And that is what modern scholars do when they prepare a scholarly edition of some ancient work. They check as many different manuscripts as possible against one another. They try to find the earliest ones, but the earliest ones are not always the most accurate. In the case of most ancient works, the earliest manuscript copies that survive are still many generations, even many centuries, later than the original, and already contain all sorts of corruptions. Scholars often construct elaborate family trees for their manuscripts to try and figure out at what stage a change was introduced (and which of two or more variants is more likely to be the original version. Some texts may, at some point in their history, have survived as only as single manuscript, but one that is already several generations of copying (and thus introducing of errors) removed from the original.

Printing made a big difference, because it meant that there was, for the first time, really widespread distribution of many texts, and you could be sure that all copies of the same edition were actually the same as one another (even though errors were likely to be introduced in typesetting just as in hand copying). Also, if there are thousands of printed copies of a text, as opposed to one or a handful of manuscripts, the chances that a printed copy from that time will actually survive to the present day is much better.
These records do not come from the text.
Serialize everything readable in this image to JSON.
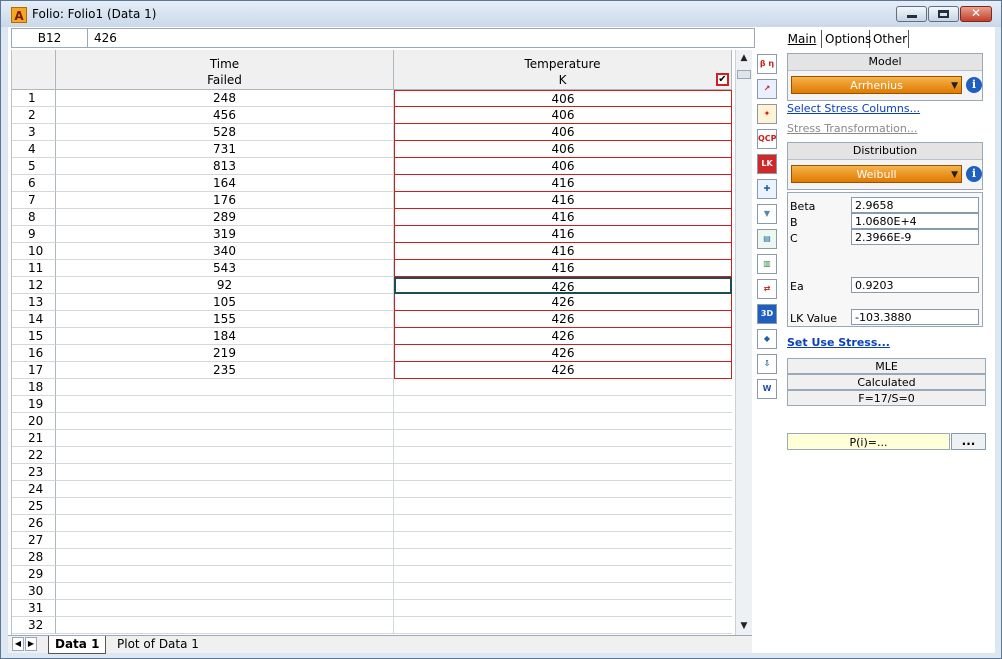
{
  "window": {
    "title": "Folio: Folio1 (Data 1)",
    "app_icon": "A"
  },
  "formula_bar": {
    "cell_ref": "B12",
    "cell_value": "426"
  },
  "grid": {
    "headers": [
      {
        "line1": "Time",
        "line2": "Failed"
      },
      {
        "line1": "Temperature",
        "line2": "K"
      }
    ],
    "header_check": "✔",
    "rows": [
      {
        "n": "1",
        "time": "248",
        "temp": "406"
      },
      {
        "n": "2",
        "time": "456",
        "temp": "406"
      },
      {
        "n": "3",
        "time": "528",
        "temp": "406"
      },
      {
        "n": "4",
        "time": "731",
        "temp": "406"
      },
      {
        "n": "5",
        "time": "813",
        "temp": "406"
      },
      {
        "n": "6",
        "time": "164",
        "temp": "416"
      },
      {
        "n": "7",
        "time": "176",
        "temp": "416"
      },
      {
        "n": "8",
        "time": "289",
        "temp": "416"
      },
      {
        "n": "9",
        "time": "319",
        "temp": "416"
      },
      {
        "n": "10",
        "time": "340",
        "temp": "416"
      },
      {
        "n": "11",
        "time": "543",
        "temp": "416"
      },
      {
        "n": "12",
        "time": "92",
        "temp": "426"
      },
      {
        "n": "13",
        "time": "105",
        "temp": "426"
      },
      {
        "n": "14",
        "time": "155",
        "temp": "426"
      },
      {
        "n": "15",
        "time": "184",
        "temp": "426"
      },
      {
        "n": "16",
        "time": "219",
        "temp": "426"
      },
      {
        "n": "17",
        "time": "235",
        "temp": "426"
      },
      {
        "n": "18",
        "time": "",
        "temp": ""
      },
      {
        "n": "19",
        "time": "",
        "temp": ""
      },
      {
        "n": "20",
        "time": "",
        "temp": ""
      },
      {
        "n": "21",
        "time": "",
        "temp": ""
      },
      {
        "n": "22",
        "time": "",
        "temp": ""
      },
      {
        "n": "23",
        "time": "",
        "temp": ""
      },
      {
        "n": "24",
        "time": "",
        "temp": ""
      },
      {
        "n": "25",
        "time": "",
        "temp": ""
      },
      {
        "n": "26",
        "time": "",
        "temp": ""
      },
      {
        "n": "27",
        "time": "",
        "temp": ""
      },
      {
        "n": "28",
        "time": "",
        "temp": ""
      },
      {
        "n": "29",
        "time": "",
        "temp": ""
      },
      {
        "n": "30",
        "time": "",
        "temp": ""
      },
      {
        "n": "31",
        "time": "",
        "temp": ""
      },
      {
        "n": "32",
        "time": "",
        "temp": ""
      }
    ]
  },
  "sheet_tabs": [
    "Data 1",
    "Plot of Data 1"
  ],
  "toolbar_icons": [
    {
      "name": "calculate-icon",
      "glyph": "β η σ μ",
      "color": "#c62020",
      "bg": "#fff"
    },
    {
      "name": "plot-icon",
      "glyph": "↗",
      "color": "#c62020",
      "bg": "#eaf0ff"
    },
    {
      "name": "wizard-icon",
      "glyph": "✦",
      "color": "#c62020",
      "bg": "#fff3d6"
    },
    {
      "name": "qcp-icon",
      "glyph": "QCP",
      "color": "#c62020",
      "bg": "#fff"
    },
    {
      "name": "lk-icon",
      "glyph": "LK",
      "color": "#fff",
      "bg": "#d02828"
    },
    {
      "name": "contour-plot-icon",
      "glyph": "✚",
      "color": "#1f5fa8",
      "bg": "#eaf3ff"
    },
    {
      "name": "filter-icon",
      "glyph": "▼",
      "color": "#5b86a8",
      "bg": "#fff"
    },
    {
      "name": "transfer-icon",
      "glyph": "▤",
      "color": "#1f6aa8",
      "bg": "#eef8ee"
    },
    {
      "name": "batch-icon",
      "glyph": "▥",
      "color": "#2e8b3a",
      "bg": "#fff"
    },
    {
      "name": "compare-icon",
      "glyph": "⇄",
      "color": "#c62020",
      "bg": "#fff"
    },
    {
      "name": "3d-plot-icon",
      "glyph": "3D",
      "color": "#fff",
      "bg": "#1f5fbf"
    },
    {
      "name": "tag-icon",
      "glyph": "◆",
      "color": "#1f5fa8",
      "bg": "#fff"
    },
    {
      "name": "export-icon",
      "glyph": "⇩",
      "color": "#1f5fa8",
      "bg": "#fff"
    },
    {
      "name": "word-report-icon",
      "glyph": "W",
      "color": "#1f4fb0",
      "bg": "#fff"
    }
  ],
  "panel": {
    "tabs": [
      "Main",
      "Options",
      "Other"
    ],
    "model": {
      "header": "Model",
      "value": "Arrhenius"
    },
    "links": {
      "select_stress": "Select Stress Columns...",
      "stress_transform": "Stress Transformation...",
      "set_use_stress": "Set Use Stress..."
    },
    "distribution": {
      "header": "Distribution",
      "value": "Weibull"
    },
    "params": [
      {
        "label": "Beta",
        "value": "2.9658"
      },
      {
        "label": "B",
        "value": "1.0680E+4"
      },
      {
        "label": "C",
        "value": "2.3966E-9"
      },
      {
        "label": "Ea",
        "value": "0.9203"
      },
      {
        "label": "LK Value",
        "value": "-103.3880"
      }
    ],
    "status": [
      "MLE",
      "Calculated",
      "F=17/S=0"
    ],
    "pi_text": "P(i)=...",
    "more_button": "..."
  },
  "colors": {
    "accent_orange": "#e58a0c",
    "link_blue": "#0a3fb8",
    "selected_border": "#1d4f50",
    "red_border": "#cc2020"
  }
}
Before printing, though, really no books, not even the Bible, were all that widely distributed. A dark ages monastery might have counted itself lucky if it possessed just copies of the four gospels and the psalms. Not many people, even among literate churchmen, would have had the chance even to read, say, the Book of Amos, or the Book of Judges, or even Genesis or the Acts of the Apostles, much less copy them. By the later middle ages, more copies of all books of the Bible were about, but, remember, all those had had to be copied from the very few copies (or copies of those copies, perhaps through several generations of copying) that survived the dark ages (approx. 500-1000 AD) and late Roman Empire.

(Things may have been different for the Qur’an, but I rather doubt it).

The Qur’an does have two things going for it, over the Bible: First, it was canonized much earlier than the Bible was. We were centuries after the writing of most of the New Testament before it was even completely decided which books were scripture and which weren’t, but when the Qur’an was canonized, there were still contemporaries of Mohammad still around. Second, since the Qur’an was written later, it had a shorter time to wait before the invention of the printing press.

I am not sure what canonization has to do with the reliability of the copying process. Canonized or not, you are still dependent on hand-copied manuscripts (and, in the case of Biblical manuscripts, ones that the copyist probably regarded as sacred, whether or not it eventually made it into the canonical list of Biblical books).

It is true that the Qur’an did not have to wait quite so long to be printed, but it still had to wait many centuries, quite long enough for early manuscripts to be destroyed or lost, and for many generations of copies. Also, as movable-type printing was, in effect, a European invention, I do not expect anyone was printing in Arabic until quite a while after Gutenberg’s time.

For one thing, once you establish that a particular book is important, you’re going to start seeing a lot more copies of that book being made, as opposed to the ones considered less important.